Across the entries that follow, work out the number of lines containing the string "this", and state it alone.

- _Dataset_
-----
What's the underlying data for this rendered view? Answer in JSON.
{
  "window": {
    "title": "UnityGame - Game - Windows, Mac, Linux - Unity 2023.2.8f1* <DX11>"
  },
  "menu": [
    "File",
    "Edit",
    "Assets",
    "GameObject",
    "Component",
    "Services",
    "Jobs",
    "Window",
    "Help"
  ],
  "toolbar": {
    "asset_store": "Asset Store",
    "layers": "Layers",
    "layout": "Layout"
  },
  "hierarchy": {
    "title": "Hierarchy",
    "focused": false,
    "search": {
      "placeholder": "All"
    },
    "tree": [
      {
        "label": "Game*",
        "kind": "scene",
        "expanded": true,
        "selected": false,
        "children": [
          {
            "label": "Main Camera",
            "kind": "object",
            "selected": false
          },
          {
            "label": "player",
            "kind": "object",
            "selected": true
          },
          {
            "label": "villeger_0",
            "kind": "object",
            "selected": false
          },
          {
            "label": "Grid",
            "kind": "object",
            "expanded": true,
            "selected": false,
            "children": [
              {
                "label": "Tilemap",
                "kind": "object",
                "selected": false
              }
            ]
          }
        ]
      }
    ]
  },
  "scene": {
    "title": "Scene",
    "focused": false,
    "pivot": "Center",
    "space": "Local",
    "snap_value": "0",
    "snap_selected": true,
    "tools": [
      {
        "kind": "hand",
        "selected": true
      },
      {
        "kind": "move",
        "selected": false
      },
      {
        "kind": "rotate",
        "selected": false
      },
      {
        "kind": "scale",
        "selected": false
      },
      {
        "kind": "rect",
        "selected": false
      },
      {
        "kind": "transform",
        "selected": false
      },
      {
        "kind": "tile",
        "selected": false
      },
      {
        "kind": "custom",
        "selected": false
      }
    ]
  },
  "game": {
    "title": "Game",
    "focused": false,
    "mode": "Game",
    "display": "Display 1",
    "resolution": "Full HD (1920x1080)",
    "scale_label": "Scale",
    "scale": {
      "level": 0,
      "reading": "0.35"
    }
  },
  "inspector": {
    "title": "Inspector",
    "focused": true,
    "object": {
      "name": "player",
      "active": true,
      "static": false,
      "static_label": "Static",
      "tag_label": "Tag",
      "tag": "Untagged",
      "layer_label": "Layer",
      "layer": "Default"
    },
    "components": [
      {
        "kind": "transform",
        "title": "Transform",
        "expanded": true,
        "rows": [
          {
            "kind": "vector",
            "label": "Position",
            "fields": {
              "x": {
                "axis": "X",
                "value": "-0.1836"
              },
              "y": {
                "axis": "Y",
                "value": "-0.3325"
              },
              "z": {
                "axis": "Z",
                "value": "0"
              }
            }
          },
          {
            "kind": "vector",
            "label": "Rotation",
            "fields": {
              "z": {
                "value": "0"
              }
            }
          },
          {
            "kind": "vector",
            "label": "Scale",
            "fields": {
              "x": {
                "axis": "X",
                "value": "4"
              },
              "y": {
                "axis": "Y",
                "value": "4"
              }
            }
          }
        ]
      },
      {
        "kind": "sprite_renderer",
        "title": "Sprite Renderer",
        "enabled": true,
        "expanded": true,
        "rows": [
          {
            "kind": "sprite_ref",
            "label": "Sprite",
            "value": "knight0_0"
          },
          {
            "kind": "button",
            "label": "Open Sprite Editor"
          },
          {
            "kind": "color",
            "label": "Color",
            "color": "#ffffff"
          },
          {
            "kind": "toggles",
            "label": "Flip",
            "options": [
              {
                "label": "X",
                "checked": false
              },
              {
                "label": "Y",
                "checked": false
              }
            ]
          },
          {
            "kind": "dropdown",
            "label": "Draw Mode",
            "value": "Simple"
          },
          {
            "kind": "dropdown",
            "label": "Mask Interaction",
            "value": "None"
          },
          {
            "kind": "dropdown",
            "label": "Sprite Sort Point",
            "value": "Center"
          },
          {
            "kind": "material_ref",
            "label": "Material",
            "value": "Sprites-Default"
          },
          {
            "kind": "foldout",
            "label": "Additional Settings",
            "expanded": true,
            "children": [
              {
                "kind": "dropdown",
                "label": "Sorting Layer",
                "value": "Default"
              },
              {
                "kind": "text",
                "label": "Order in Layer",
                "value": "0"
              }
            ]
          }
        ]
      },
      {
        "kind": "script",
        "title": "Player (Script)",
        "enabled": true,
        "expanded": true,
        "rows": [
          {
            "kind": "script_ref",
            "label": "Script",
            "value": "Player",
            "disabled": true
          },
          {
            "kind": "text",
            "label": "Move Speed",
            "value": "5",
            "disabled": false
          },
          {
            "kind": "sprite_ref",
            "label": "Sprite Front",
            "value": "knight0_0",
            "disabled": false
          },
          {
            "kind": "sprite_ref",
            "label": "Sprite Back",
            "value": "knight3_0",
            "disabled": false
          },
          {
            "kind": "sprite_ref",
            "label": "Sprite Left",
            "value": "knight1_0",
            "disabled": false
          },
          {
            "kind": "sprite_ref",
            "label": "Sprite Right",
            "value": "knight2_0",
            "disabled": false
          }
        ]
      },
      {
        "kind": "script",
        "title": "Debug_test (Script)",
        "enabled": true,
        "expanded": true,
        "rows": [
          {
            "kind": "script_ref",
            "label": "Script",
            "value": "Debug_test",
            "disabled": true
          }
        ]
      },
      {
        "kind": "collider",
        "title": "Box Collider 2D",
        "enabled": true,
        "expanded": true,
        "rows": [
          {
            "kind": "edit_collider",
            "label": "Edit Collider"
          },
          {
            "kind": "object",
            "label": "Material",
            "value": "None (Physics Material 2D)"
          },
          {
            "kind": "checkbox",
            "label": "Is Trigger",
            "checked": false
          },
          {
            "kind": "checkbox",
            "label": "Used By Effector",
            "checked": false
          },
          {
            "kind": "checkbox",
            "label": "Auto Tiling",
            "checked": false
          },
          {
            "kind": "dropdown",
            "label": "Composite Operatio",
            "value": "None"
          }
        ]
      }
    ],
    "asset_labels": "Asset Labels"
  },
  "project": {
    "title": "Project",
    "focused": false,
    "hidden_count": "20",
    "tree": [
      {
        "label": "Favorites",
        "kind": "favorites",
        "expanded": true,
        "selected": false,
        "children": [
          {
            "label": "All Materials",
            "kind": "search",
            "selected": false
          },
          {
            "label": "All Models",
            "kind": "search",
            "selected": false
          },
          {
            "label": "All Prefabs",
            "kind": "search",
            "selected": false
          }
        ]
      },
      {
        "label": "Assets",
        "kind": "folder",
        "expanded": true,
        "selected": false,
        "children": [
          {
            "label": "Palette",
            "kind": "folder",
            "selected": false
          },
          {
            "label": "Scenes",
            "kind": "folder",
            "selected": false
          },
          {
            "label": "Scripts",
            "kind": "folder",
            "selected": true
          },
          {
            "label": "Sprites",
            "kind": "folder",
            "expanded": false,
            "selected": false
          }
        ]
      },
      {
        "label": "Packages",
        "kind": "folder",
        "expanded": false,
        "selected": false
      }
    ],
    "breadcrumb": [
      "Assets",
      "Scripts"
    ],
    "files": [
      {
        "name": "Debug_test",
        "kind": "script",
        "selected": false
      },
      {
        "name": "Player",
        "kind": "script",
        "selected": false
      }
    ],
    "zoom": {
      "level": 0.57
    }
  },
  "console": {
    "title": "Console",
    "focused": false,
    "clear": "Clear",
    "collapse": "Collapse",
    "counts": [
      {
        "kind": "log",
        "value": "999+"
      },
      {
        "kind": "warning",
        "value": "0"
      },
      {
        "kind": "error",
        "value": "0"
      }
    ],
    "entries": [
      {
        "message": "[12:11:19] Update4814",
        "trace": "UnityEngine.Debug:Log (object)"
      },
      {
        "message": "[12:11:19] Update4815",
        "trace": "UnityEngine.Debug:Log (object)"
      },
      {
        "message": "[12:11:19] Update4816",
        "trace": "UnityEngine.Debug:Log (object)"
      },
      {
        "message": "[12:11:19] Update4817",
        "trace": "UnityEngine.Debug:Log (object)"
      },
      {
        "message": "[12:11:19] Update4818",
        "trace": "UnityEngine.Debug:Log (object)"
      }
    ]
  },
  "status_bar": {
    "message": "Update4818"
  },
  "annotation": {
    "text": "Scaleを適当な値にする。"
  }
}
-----
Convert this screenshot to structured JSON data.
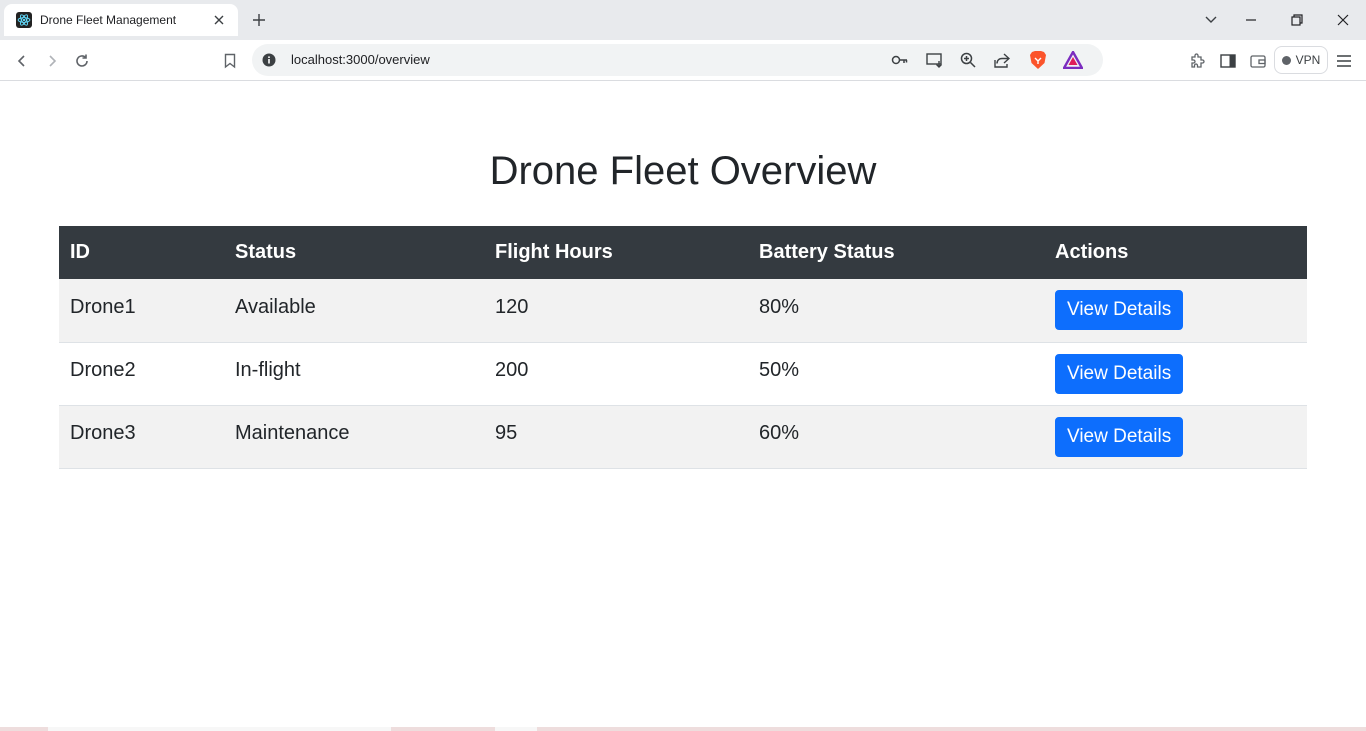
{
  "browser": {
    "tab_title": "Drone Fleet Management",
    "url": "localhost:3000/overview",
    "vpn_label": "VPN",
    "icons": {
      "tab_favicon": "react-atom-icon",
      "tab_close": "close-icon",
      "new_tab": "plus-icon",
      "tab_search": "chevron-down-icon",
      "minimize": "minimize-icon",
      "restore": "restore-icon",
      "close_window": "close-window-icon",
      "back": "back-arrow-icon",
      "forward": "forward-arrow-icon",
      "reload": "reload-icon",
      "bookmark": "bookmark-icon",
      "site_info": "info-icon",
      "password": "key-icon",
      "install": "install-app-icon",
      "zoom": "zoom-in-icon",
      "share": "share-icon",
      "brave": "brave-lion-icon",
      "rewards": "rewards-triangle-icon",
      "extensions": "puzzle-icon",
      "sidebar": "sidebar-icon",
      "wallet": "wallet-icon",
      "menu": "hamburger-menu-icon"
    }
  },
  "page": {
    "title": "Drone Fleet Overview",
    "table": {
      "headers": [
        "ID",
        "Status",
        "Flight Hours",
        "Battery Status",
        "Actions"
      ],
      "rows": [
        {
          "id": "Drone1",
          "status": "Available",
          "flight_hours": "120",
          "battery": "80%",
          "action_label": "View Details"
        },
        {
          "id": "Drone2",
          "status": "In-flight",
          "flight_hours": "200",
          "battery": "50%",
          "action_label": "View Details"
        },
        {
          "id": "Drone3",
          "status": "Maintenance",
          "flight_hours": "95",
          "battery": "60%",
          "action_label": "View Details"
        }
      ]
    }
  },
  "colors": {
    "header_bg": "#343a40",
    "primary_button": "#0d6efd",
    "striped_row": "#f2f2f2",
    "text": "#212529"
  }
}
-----
- _Exercise response_
2